The new Google product offers users 5 GB of file storage and syncing and effectively replaces Google Docs (which has offered file storage for a couple of years). Google Drive also replaces the editing, file-creation and file-sharing features of Google Docs. (It’s a new label for a new product, arguably.)
Old Google product. New Google product. Whatever. But new opportunities in education? Perhaps.
Unlike some features that take weeks (months?) to arrive for Apps users, Google Drive is available already at launch for Google Apps for Education. I wrote a post earlier this week with some of the details I got “on background” from Google about how the roll-out was “nuanced” in certain ways for Apps for Edu users. The most obvious thing that’s different – other than the name-change from Docs to Drive – is the addition of an SDK that allows third-party developers to build applications that integrate with Google Drive. At launch, there’s just one specifically edu-oriented app, the graphing calculator Desmos. But with some 14 million teachers and students using the platform, I wager there are lots more apps to come.
And what then?

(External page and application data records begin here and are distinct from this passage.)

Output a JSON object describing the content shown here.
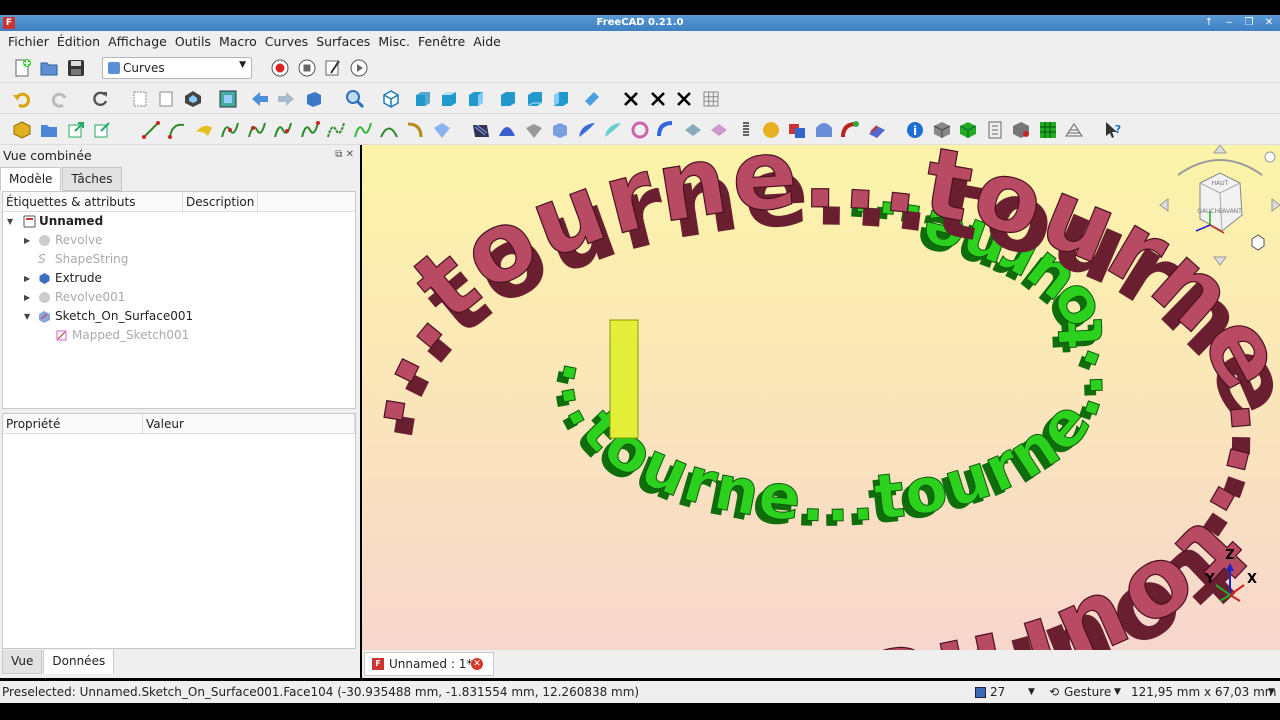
{
  "window": {
    "title": "FreeCAD 0.21.0",
    "app_icon": "freecad-icon",
    "controls": [
      "↑",
      "‒",
      "❐",
      "✕"
    ]
  },
  "menu": [
    "Fichier",
    "Édition",
    "Affichage",
    "Outils",
    "Macro",
    "Curves",
    "Surfaces",
    "Misc.",
    "Fenêtre",
    "Aide"
  ],
  "toolbar": {
    "workbench_label": "Curves"
  },
  "combo_view": {
    "title": "Vue combinée",
    "tabs": [
      "Modèle",
      "Tâches"
    ],
    "tree_headers": [
      "Étiquettes & attributs",
      "Description"
    ],
    "tree": [
      {
        "label": "Unnamed",
        "bold": true
      },
      {
        "label": "Revolve",
        "hidden": true
      },
      {
        "label": "ShapeString",
        "hidden": true
      },
      {
        "label": "Extrude",
        "hidden": false
      },
      {
        "label": "Revolve001",
        "hidden": true
      },
      {
        "label": "Sketch_On_Surface001",
        "hidden": false
      },
      {
        "label": "Mapped_Sketch001",
        "hidden": true
      }
    ],
    "prop_headers": [
      "Propriété",
      "Valeur"
    ],
    "bottom_tabs": [
      "Vue",
      "Données"
    ]
  },
  "viewport": {
    "outer_text": "...tourne...tourne...tourne...",
    "inner_text": "...tourne...tourne...tourne...",
    "axis_labels": {
      "z": "Z",
      "y": "Y",
      "x": "X"
    },
    "navcube_labels": [
      "HAUT",
      "GAUCHE",
      "AVANT"
    ],
    "colors": {
      "outer": "#b84b63",
      "inner": "#27c31b",
      "highlight": "#e8f03a"
    }
  },
  "doc_tab": {
    "label": "Unnamed : 1*"
  },
  "status": {
    "message": "Preselected: Unnamed.Sketch_On_Surface001.Face104 (-30.935488 mm, -1.831554 mm, 12.260838 mm)",
    "count": "27",
    "nav_style": "Gesture",
    "dimensions": "121,95 mm x 67,03 mm"
  }
}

If, as Rees’ image suggests, the usage of the LMS on campus really just involves document sharing, announcements, gradebooks, and discussion boards, then isn’t a platform like Google Apps for Education a completely viable (and free) replacement? What do you need that Gmail, Google Calendar, Google Chat, Google Docs, Blogger, Google+. and Sites don’t provide? With the extension of the Google Apps for EDU platform to third-party developers (some of which charge, some of which are free), why are schools paying for an LMS again?